4.1.2 Soil temperature, soil water and soil compaction

Soil water is critical to crop production just as fertiliser and other factors of production. Soil fertility depends on soil water, temperature and soil density because fertiliser sources need to decompose or dissolve depending on their source (organic or inorganic) in order to make nutrients available to plant. Similarly, microbial activities which are necessities in soil fertility economy are hampered by soil temperature and density. Strategies used to manage soil temperature, water and bulk density include.

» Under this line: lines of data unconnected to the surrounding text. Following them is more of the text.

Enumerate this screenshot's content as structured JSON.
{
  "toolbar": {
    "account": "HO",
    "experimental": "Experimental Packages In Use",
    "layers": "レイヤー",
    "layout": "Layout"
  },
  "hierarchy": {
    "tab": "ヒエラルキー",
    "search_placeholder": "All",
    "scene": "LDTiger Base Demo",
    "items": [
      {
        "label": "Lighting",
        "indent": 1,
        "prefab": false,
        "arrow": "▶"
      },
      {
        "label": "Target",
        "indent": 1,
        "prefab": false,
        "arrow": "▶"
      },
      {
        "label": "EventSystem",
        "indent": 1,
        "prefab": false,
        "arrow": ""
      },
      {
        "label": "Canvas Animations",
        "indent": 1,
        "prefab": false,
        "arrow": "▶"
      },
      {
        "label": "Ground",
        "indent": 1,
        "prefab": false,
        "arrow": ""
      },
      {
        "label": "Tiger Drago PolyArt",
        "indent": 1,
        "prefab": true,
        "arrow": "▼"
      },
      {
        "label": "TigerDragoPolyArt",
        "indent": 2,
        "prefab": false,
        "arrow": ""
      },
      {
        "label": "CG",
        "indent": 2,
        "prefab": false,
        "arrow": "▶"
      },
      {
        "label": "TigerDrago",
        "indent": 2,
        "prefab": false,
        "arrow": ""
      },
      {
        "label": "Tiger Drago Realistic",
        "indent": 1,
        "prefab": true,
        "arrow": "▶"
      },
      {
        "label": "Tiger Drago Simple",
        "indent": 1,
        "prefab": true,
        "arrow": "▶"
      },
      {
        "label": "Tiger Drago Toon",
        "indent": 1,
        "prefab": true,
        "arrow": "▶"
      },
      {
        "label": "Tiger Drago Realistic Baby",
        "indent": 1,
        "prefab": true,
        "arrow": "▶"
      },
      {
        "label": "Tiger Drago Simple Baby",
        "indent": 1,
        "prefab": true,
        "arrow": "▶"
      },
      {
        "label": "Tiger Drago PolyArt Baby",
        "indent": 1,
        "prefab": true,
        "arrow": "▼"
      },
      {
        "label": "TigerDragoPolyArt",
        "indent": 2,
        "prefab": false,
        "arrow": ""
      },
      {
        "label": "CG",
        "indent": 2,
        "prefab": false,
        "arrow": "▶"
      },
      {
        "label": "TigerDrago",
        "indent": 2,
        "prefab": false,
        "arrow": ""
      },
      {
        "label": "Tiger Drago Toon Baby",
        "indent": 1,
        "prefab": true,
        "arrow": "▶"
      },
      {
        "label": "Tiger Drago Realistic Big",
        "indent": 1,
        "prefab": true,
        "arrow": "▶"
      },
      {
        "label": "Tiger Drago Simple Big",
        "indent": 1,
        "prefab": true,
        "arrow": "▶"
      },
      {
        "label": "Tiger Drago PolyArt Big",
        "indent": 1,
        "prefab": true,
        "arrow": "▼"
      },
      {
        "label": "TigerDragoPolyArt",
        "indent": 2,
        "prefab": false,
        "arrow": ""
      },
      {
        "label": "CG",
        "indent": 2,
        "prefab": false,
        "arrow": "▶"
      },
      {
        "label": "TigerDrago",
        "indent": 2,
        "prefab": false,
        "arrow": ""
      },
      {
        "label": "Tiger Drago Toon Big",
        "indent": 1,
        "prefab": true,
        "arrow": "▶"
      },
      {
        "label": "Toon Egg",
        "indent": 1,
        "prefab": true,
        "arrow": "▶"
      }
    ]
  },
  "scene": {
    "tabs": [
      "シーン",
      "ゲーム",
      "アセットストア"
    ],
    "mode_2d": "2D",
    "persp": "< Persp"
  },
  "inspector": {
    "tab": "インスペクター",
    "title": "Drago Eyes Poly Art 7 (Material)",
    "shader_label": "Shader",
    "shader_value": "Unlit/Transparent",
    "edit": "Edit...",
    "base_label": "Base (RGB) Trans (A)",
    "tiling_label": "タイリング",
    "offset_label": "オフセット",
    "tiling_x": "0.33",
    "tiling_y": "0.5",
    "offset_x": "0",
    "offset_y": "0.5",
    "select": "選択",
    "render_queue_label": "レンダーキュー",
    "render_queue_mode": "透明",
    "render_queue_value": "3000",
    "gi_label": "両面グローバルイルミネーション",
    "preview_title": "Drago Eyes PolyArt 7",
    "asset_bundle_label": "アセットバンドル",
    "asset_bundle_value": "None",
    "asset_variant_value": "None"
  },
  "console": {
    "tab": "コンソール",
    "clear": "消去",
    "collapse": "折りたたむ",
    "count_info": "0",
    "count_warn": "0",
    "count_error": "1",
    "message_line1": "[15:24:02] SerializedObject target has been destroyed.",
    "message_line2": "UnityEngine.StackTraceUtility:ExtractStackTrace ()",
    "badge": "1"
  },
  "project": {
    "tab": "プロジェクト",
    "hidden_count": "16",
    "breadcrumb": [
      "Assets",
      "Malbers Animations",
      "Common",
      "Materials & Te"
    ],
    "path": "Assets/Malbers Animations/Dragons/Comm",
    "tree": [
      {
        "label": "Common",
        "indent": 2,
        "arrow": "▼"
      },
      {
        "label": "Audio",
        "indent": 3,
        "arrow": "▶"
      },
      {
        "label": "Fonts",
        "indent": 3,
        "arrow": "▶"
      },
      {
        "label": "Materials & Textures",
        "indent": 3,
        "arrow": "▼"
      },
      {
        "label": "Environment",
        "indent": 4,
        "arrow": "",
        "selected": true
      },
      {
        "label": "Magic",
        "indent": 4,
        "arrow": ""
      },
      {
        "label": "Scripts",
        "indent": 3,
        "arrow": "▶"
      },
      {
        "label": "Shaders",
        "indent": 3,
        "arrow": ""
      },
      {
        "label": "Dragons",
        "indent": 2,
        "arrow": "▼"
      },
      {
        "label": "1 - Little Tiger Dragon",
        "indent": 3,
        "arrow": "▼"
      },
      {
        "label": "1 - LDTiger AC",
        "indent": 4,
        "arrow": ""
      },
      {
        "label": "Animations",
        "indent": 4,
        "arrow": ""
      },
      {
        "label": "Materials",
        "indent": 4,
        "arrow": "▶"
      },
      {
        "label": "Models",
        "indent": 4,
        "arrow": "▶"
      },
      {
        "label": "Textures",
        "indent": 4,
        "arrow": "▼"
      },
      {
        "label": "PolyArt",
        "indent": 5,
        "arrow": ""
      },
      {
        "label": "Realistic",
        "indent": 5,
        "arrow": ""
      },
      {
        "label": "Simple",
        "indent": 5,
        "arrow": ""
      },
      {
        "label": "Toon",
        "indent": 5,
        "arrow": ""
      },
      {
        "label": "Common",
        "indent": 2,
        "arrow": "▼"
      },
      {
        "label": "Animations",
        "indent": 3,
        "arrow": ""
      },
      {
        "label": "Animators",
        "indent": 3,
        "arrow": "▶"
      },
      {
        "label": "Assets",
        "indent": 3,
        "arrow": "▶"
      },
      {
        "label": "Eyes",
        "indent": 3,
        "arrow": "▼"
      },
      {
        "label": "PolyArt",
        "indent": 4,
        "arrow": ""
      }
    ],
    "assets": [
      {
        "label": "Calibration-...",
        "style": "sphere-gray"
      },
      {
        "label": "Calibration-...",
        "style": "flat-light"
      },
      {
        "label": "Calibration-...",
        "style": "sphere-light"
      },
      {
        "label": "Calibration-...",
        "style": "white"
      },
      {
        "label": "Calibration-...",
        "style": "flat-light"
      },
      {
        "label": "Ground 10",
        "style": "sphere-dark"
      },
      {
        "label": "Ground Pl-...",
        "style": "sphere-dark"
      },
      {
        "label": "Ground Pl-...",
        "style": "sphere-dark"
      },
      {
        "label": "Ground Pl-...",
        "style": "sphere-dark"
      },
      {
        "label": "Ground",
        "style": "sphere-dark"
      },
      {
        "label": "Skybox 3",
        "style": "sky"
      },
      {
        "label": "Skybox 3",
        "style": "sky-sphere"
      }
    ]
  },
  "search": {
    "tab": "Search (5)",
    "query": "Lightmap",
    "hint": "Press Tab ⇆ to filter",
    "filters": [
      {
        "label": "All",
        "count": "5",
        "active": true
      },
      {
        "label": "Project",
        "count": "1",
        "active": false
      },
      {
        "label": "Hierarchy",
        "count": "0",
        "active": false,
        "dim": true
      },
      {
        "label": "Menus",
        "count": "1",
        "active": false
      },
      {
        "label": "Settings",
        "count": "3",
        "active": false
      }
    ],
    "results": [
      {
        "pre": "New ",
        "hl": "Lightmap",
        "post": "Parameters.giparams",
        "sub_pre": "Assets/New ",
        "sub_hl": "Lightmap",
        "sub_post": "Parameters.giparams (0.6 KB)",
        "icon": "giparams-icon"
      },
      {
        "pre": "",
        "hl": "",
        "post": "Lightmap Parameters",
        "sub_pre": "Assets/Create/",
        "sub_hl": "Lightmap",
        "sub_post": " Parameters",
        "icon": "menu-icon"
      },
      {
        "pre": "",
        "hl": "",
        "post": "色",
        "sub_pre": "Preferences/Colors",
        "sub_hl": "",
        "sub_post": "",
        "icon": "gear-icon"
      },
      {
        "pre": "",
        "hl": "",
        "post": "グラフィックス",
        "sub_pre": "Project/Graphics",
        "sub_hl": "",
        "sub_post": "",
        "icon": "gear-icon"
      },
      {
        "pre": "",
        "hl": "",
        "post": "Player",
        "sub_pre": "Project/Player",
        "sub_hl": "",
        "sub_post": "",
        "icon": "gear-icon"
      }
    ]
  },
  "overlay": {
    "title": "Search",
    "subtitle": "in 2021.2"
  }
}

  1. Mulching: Mulch is any materials used to cover soil surface in order to reduce evaporation, weed infestation and action of rain and wind. Mulch materials may be natural or synthetic. Soil physical properties such as temperature, water and bulk density can be managed by using biological mulch (plant residue and fresh plant parts). Biological much tend to improve better than synthetic mulch. Other management strategies include conservation tillage, use of cover crops, application of manure, compost and organic mineral fertiliser in order to increase soil organic matter base.

4.1.3 Soil erosion

Soil erosion, which may be in form of water or wind erosion, constitutes a serious agent of soil degradation and limits the availability of nutrients and soil water. Exposure of soils to the vagaries of weather and climate, increasing population density, increase in proportion of land under cultivation, cultivating lands not suitable for cultivation has caused erosion problems. Erosion causes a reduction in soil volume, lowers crop yield, increases run off and decrease in the density of vegetation. Strategies used in combating erosion include avoidance of cultivation on sloppy lands or in cases of cultivation on sloppy lands; within land ridges should be avoided. Other strategies that can be used include terracing, contour ploughing and use of Vetiver technology [39]. Vetiver grasses can be planted in cucumber farms to help stabilise soils and reduce erosion. Other methods include proper spacing, crop rotation and use of natural mulch materials to reduce the effect of torrential rain drops on soils in Nigeria.

5. Conclusion

Cucumber production in Nigeria is an ever expanding enterprise because of their nutritional and economic uses. Poor soil management leads to decrease in production. Therefore, adoption of certain soil management strategies such as use of cover crops, conservation tillage, use of mulch and vetiver grass technology could be effective soil stabilisers. These management strategies should be adequately adopted and appropriately applied for sustainable cucumber production in Nigeria.

Download for free

chapter PDF

© 2021 The Author(s). Licensee IntechOpen. This chapter is distributed under the terms of the Creative Commons Attribution 3.0 License, which permits unrestricted use, distribution, and reproduction in any medium, provided the original work is properly cited.

How to cite and reference

Link to this chapter Copy to clipboard

Cite this chapter Copy to clipboard

Bernard Ndubuisi Okafor and Japhet J. Yaduma (May 4th 2021). Soil and Agronomic Management for Cucumber Production in Nigeria [Online First], IntechOpen, DOI: 10.5772/intechopen.96087. Available from:

chapter statistics

7total chapter downloads

More statistics for editors and authors

Login to your personal dashboard for more detailed statistics on your publications.

Access personal reporting

We are IntechOpen, the world's leading publisher of Open Access books. Built by scientists, for scientists. Our readership spans scientists, professors, researchers, librarians, and students, as well as business professionals. We share our knowledge and peer-reveiwed research papers with libraries, scientific and engineering societies, and also work with corporate R&D departments and government entities.

More About Us